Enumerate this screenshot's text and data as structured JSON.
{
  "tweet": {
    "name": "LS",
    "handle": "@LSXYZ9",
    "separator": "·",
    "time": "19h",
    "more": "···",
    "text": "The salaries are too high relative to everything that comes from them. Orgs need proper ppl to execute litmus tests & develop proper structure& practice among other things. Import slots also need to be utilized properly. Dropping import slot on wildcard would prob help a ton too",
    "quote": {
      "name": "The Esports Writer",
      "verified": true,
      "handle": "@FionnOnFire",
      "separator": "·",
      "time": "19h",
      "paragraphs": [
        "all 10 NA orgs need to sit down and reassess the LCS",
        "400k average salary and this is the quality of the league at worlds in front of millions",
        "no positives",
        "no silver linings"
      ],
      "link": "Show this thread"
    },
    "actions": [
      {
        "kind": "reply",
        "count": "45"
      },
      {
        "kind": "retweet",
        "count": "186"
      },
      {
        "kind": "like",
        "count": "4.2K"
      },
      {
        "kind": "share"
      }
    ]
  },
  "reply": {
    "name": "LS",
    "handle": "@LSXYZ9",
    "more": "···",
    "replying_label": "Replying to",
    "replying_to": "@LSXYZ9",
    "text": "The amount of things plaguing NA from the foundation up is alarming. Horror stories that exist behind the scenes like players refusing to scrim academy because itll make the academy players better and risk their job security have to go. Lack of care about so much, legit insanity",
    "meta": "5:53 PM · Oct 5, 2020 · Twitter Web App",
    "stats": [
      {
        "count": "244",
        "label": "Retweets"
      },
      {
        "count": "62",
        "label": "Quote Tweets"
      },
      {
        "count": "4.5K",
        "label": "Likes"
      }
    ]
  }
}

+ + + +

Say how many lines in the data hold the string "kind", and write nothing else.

4